Information:
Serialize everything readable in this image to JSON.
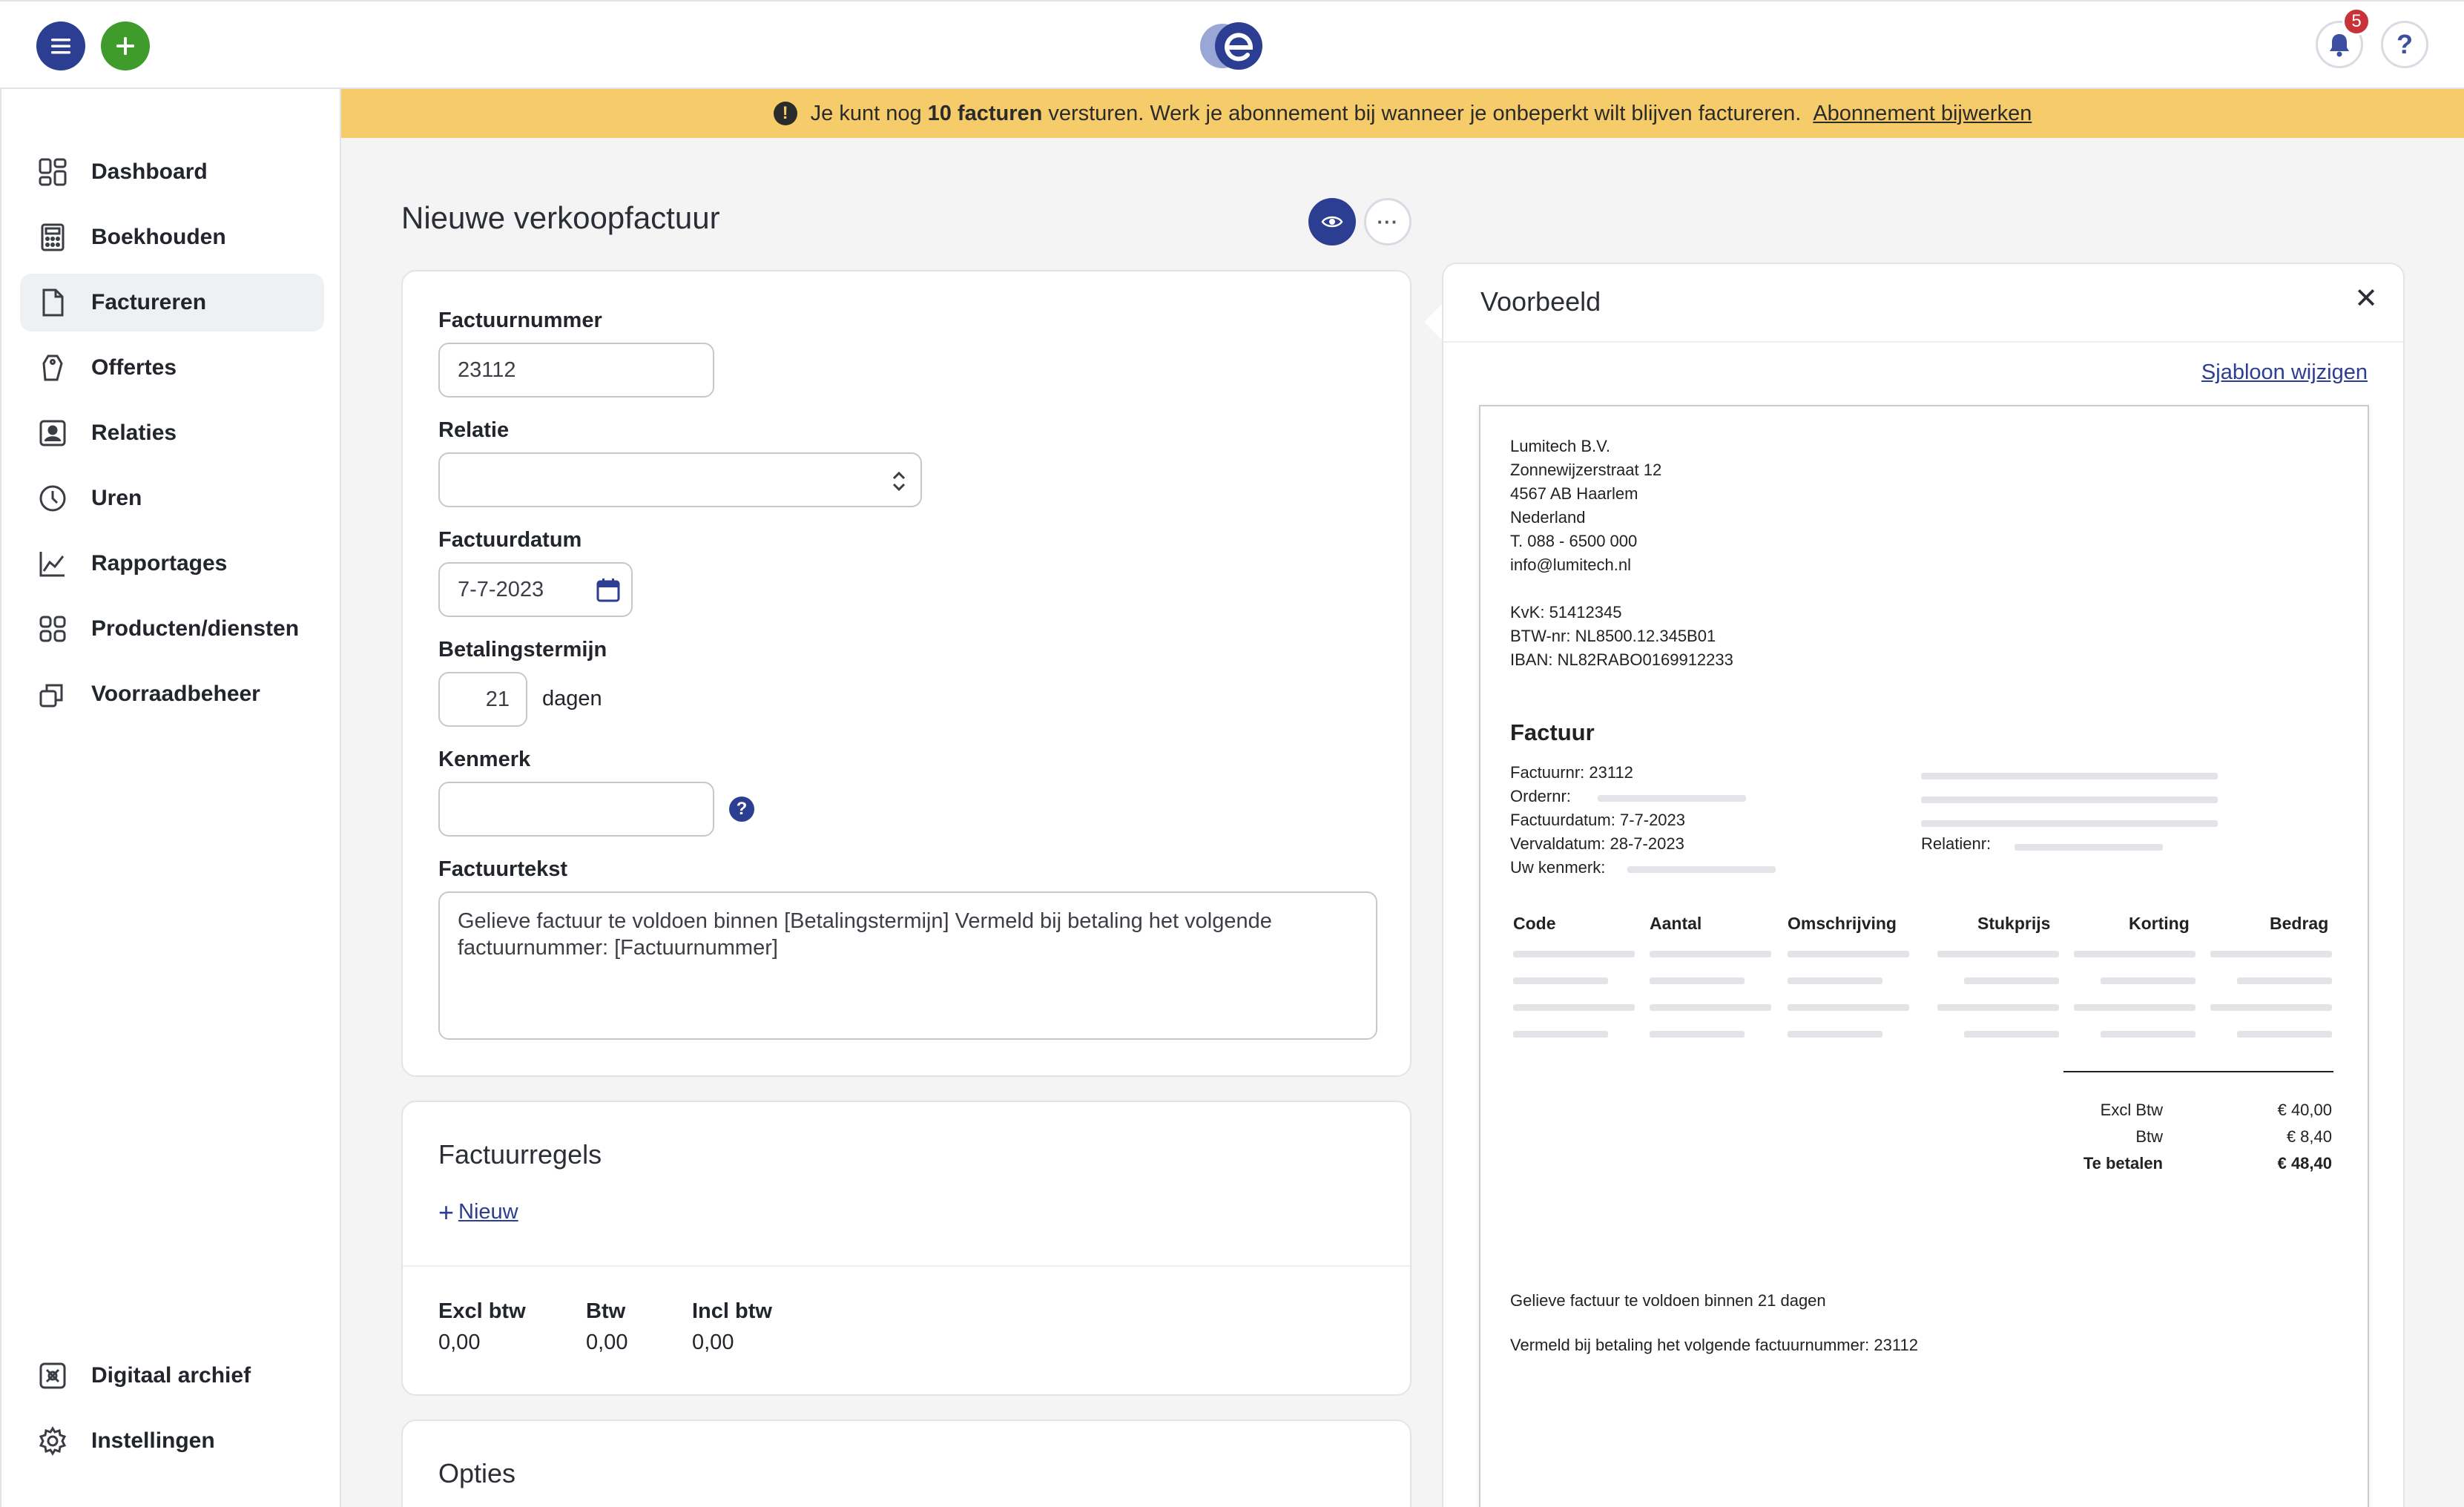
{
  "notifications": {
    "count": "5"
  },
  "help": {
    "label": "?"
  },
  "sidebar": {
    "items": [
      {
        "label": "Dashboard"
      },
      {
        "label": "Boekhouden"
      },
      {
        "label": "Factureren"
      },
      {
        "label": "Offertes"
      },
      {
        "label": "Relaties"
      },
      {
        "label": "Uren"
      },
      {
        "label": "Rapportages"
      },
      {
        "label": "Producten/diensten"
      },
      {
        "label": "Voorraadbeheer"
      }
    ],
    "bottom_items": [
      {
        "label": "Digitaal archief"
      },
      {
        "label": "Instellingen"
      }
    ],
    "active": "Factureren"
  },
  "banner": {
    "icon": "!",
    "text_before": "Je kunt nog",
    "highlight": "10 facturen",
    "text_after": "versturen. Werk je abonnement bij wanneer je onbeperkt wilt blijven factureren.",
    "link": "Abonnement bijwerken"
  },
  "page": {
    "title": "Nieuwe verkoopfactuur",
    "more_label": "···"
  },
  "form": {
    "invoice_number": {
      "label": "Factuurnummer",
      "value": "23112"
    },
    "relation": {
      "label": "Relatie",
      "value": ""
    },
    "invoice_date": {
      "label": "Factuurdatum",
      "value": "7-7-2023"
    },
    "payment_term": {
      "label": "Betalingstermijn",
      "value": "21",
      "unit": "dagen"
    },
    "reference": {
      "label": "Kenmerk",
      "value": "",
      "help": "?"
    },
    "invoice_text": {
      "label": "Factuurtekst",
      "value": "Gelieve factuur te voldoen binnen [Betalingstermijn] Vermeld bij betaling het volgende factuurnummer: [Factuurnummer]"
    }
  },
  "invoice_lines": {
    "title": "Factuurregels",
    "new_label": "Nieuw",
    "totals": [
      {
        "label": "Excl btw",
        "value": "0,00"
      },
      {
        "label": "Btw",
        "value": "0,00"
      },
      {
        "label": "Incl btw",
        "value": "0,00"
      }
    ]
  },
  "options": {
    "title": "Opties"
  },
  "preview": {
    "title": "Voorbeeld",
    "close": "✕",
    "template_link": "Sjabloon wijzigen",
    "company": [
      "Lumitech B.V.",
      "Zonnewijzerstraat 12",
      "4567 AB Haarlem",
      "Nederland",
      "T. 088 - 6500 000",
      "info@lumitech.nl"
    ],
    "registration": [
      "KvK: 51412345",
      "BTW-nr: NL8500.12.345B01",
      "IBAN: NL82RABO0169912233"
    ],
    "heading": "Factuur",
    "details": [
      "Factuurnr: 23112",
      "Ordernr:",
      "Factuurdatum: 7-7-2023",
      "Vervaldatum: 28-7-2023",
      "Uw kenmerk:"
    ],
    "relation_label": "Relatienr:",
    "columns": [
      "Code",
      "Aantal",
      "Omschrijving",
      "Stukprijs",
      "Korting",
      "Bedrag"
    ],
    "summary": [
      {
        "label": "Excl Btw",
        "value": "€ 40,00"
      },
      {
        "label": "Btw",
        "value": "€ 8,40"
      },
      {
        "label": "Te betalen",
        "value": "€ 48,40"
      }
    ],
    "footer_1": "Gelieve factuur te voldoen binnen 21 dagen",
    "footer_2": "Vermeld bij betaling het volgende factuurnummer: 23112"
  }
}
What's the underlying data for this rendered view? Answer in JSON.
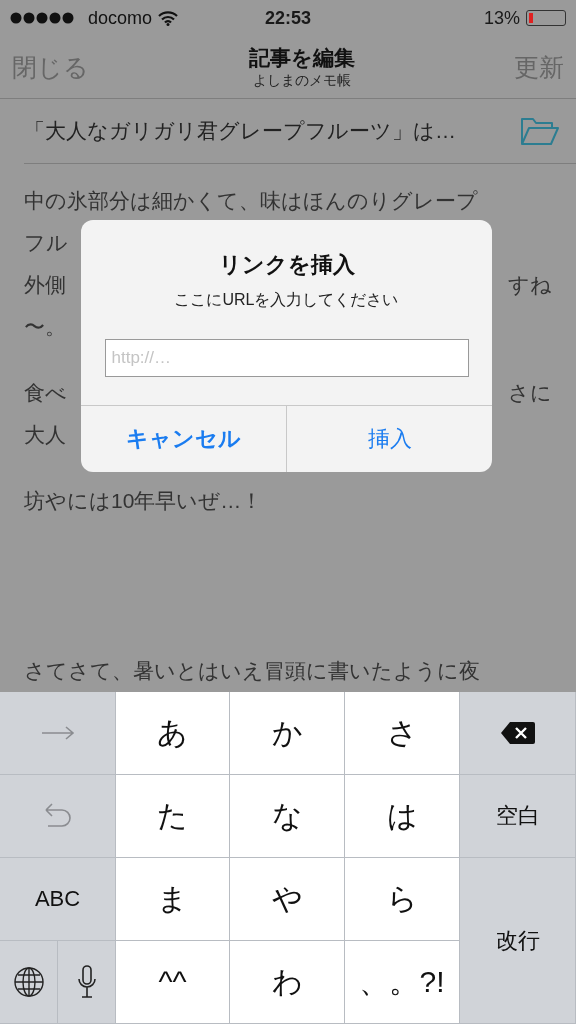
{
  "status_bar": {
    "carrier": "docomo",
    "time": "22:53",
    "battery_text": "13%",
    "battery": {
      "level": 0.13
    }
  },
  "nav": {
    "left": "閉じる",
    "title": "記事を編集",
    "subtitle": "よしまのメモ帳",
    "right": "更新"
  },
  "article_title": "「大人なガリガリ君グレープフルーツ」は…",
  "body": [
    {
      "lines": [
        {
          "left": "中の氷部分は細かくて、味はほんのりグレープ"
        },
        {
          "left": "フル"
        },
        {
          "left": "外側",
          "right": "すね"
        },
        {
          "left": "〜。"
        }
      ]
    },
    {
      "lines": [
        {
          "left": "食べ",
          "right": "さに"
        },
        {
          "left": "大人"
        }
      ]
    },
    {
      "lines": [
        {
          "left": "坊やには10年早いぜ…！"
        }
      ]
    },
    {
      "lines": [
        {
          "left": "さてさて、暑いとはいえ冒頭に書いたように夜"
        }
      ]
    }
  ],
  "dialog": {
    "title": "リンクを挿入",
    "message": "ここにURLを入力してください",
    "placeholder": "http://…",
    "buttons": [
      {
        "label": "キャンセル",
        "bold": true
      },
      {
        "label": "挿入",
        "bold": false
      }
    ]
  },
  "keyboard": [
    {
      "kind": "next"
    },
    {
      "kind": "char",
      "label": "あ"
    },
    {
      "kind": "char",
      "label": "か"
    },
    {
      "kind": "char",
      "label": "さ"
    },
    {
      "kind": "delete"
    },
    {
      "kind": "undo"
    },
    {
      "kind": "char",
      "label": "た"
    },
    {
      "kind": "char",
      "label": "な"
    },
    {
      "kind": "char",
      "label": "は"
    },
    {
      "kind": "space",
      "label": "空白"
    },
    {
      "kind": "mode",
      "label": "ABC"
    },
    {
      "kind": "char",
      "label": "ま"
    },
    {
      "kind": "char",
      "label": "や"
    },
    {
      "kind": "char",
      "label": "ら"
    },
    {
      "kind": "return",
      "label": "改行"
    },
    {
      "kind": "globe"
    },
    {
      "kind": "mic"
    },
    {
      "kind": "char",
      "label": "^^"
    },
    {
      "kind": "char",
      "label": "わ"
    },
    {
      "kind": "char",
      "label": "、。?!"
    }
  ]
}
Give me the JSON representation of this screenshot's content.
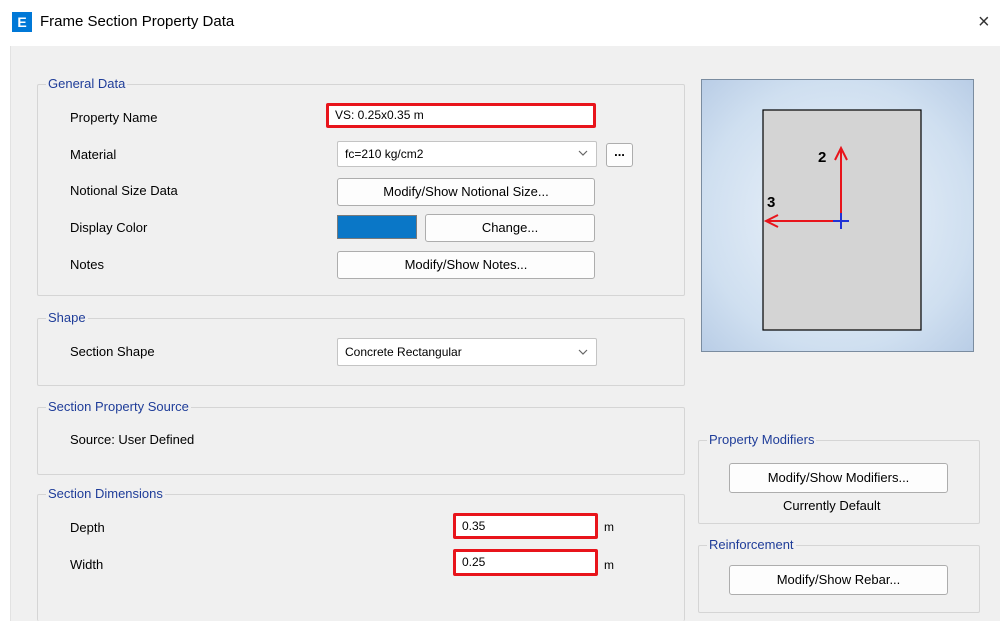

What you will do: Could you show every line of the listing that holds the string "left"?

Finished exercise:
    "left": "閉じる",
          "left": "中の氷部分は細かくて、味はほんのりグレープ"
          "left": "フル"
          "left": "外側",
          "left": "〜。"
          "left": "食べ",
          "left": "大人"
          "left": "坊やには10年早いぜ…！"
          "left": "さてさて、暑いとはいえ冒頭に書いたように夜"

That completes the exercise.